The issue of sustainability has never been more pressing: harrowing images of natural disasters are ever-present on our television screens, small island states call for global action to stem the effects of climate change, and the world's population is expected to breach the 7bn mark this year. Therefore, the theme of the 64th annual UN DPI/NGO conference – "Sustainable societies, responsive citizens" – could not have been more apt.

Held in Bonn from 3 to 5 September, the conference attracted more than 2,100 NGO representatives from all over the world. Its aim was to galvanise action to address the developmental, economic and social challenges posed by climate change. Particular emphasis was placed on preparations for next year's "Rio+20" conference, which will mark the 20th anniversary of the 1992 UN Conference on Environment and Development.

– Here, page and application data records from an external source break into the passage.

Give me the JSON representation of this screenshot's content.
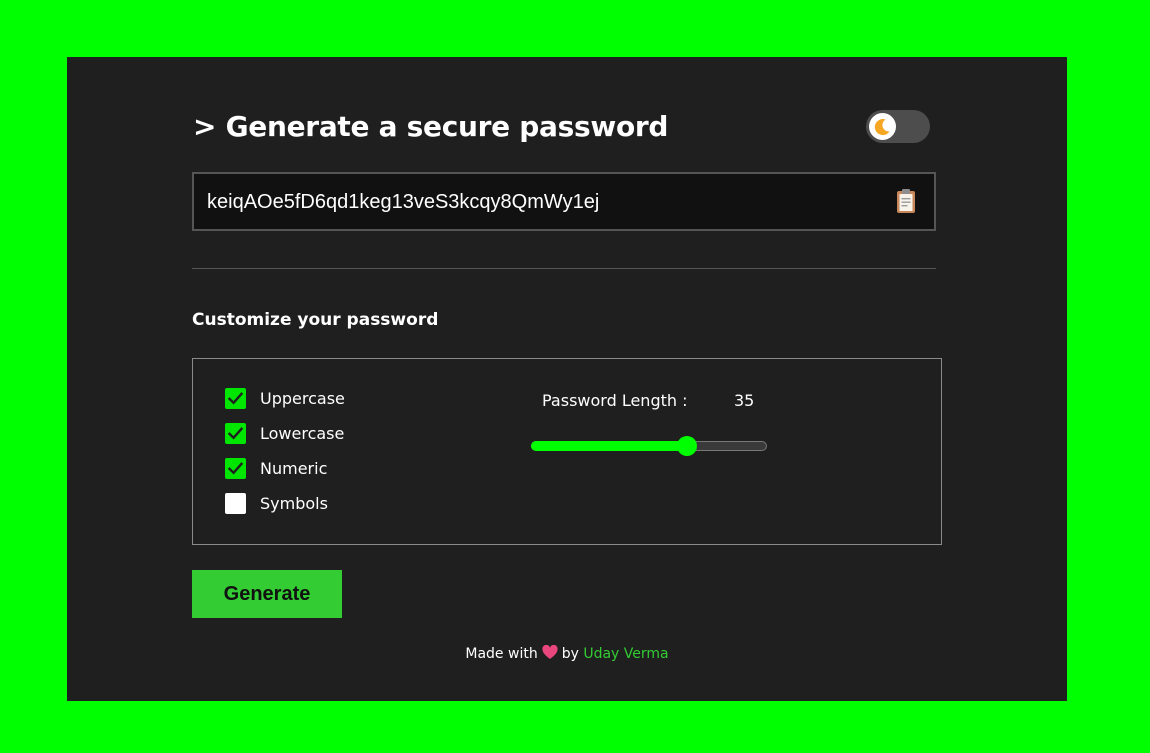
{
  "header": {
    "title": "> Generate a secure password",
    "theme_toggle_icon": "moon-icon"
  },
  "password": {
    "value": "keiqAOe5fD6qd1keg13veS3kcqy8QmWy1ej",
    "copy_icon": "clipboard-icon"
  },
  "customize": {
    "title": "Customize your password",
    "options": [
      {
        "label": "Uppercase",
        "checked": true
      },
      {
        "label": "Lowercase",
        "checked": true
      },
      {
        "label": "Numeric",
        "checked": true
      },
      {
        "label": "Symbols",
        "checked": false
      }
    ],
    "length_label": "Password Length :",
    "length_value": "35",
    "slider_fraction": 0.66
  },
  "actions": {
    "generate_label": "Generate"
  },
  "footer": {
    "made_with": "Made with",
    "heart_icon": "heart-icon",
    "by": "by",
    "author": "Uday Verma"
  },
  "colors": {
    "page_background": "#00ff00",
    "card_background": "#1f1f1f",
    "accent": "#00ff00",
    "button": "#33cc33",
    "author_link": "#33cc33"
  }
}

I travelled to Bonn as a member of UNA-UK's delegation. Led by Communications & Campaigns Officer Ben Donaldson, the delegation included representatives of the Young Professionals Network and UNA Youth. Our mission was to forge relationships and gather ideas for UNA-UK on the two Rio+20 themes: a green economy in the context of poverty eradication and the institutional framework for sustainable development.

After an opening address by Ban Kimoon, we heard from a host of speakers. Achim Steiner, Executive Director of the UN Environment Programme, spoke about the dangers of viewing ecological and economic concerns as mutually exclusive, underlining the need to address these issues under a single "developmental umbrella". Felix Dodds, one of the conference co-chairs and head of the NGO Stakeholder Forum, stressed the importance of holding leaders to account.

Throughout the conference, the sub-theme of indigenous communities caught my attention. Victoria Tauli-Corpuz of Tebtebba, the Indigenous Peoples' International Centre for Policy Research and Education, stressed how much we have to learn from these communities, which have been living sustainably since time immemorial. This tied in with a workshop run by Aram Ziai of the University of Bonn, who outlined the differences in North-South perceptions of development.

But in my opinion, it was campaigner Vandana Shiva who stole the show. Shiva, who founded Navdanya International – a network of seed keepers and organic producers in India – made an impassioned plea on behalf of the world's most marginalised people. She castigated global leaders for spending $16tn on bank bailouts instead of using it to protect our planet and its poorest inhabitants. Her unapologetic denunciation of corruption and corporate greed met with rapturous applause.

As the world prepares for Rio+20, Shiva's words gave me the most hope: "Alternatives have become an imperative. And alternatives will be created by society. They won't come from the top – they will come from the bottom."


Aaron Akinyemi is a freelance journalist and member of the UNA-UK Young Professionals Network. For more information on the 64th UN DPI/NGO conference, including the conference statement, visit www.un.org/dpingoconference.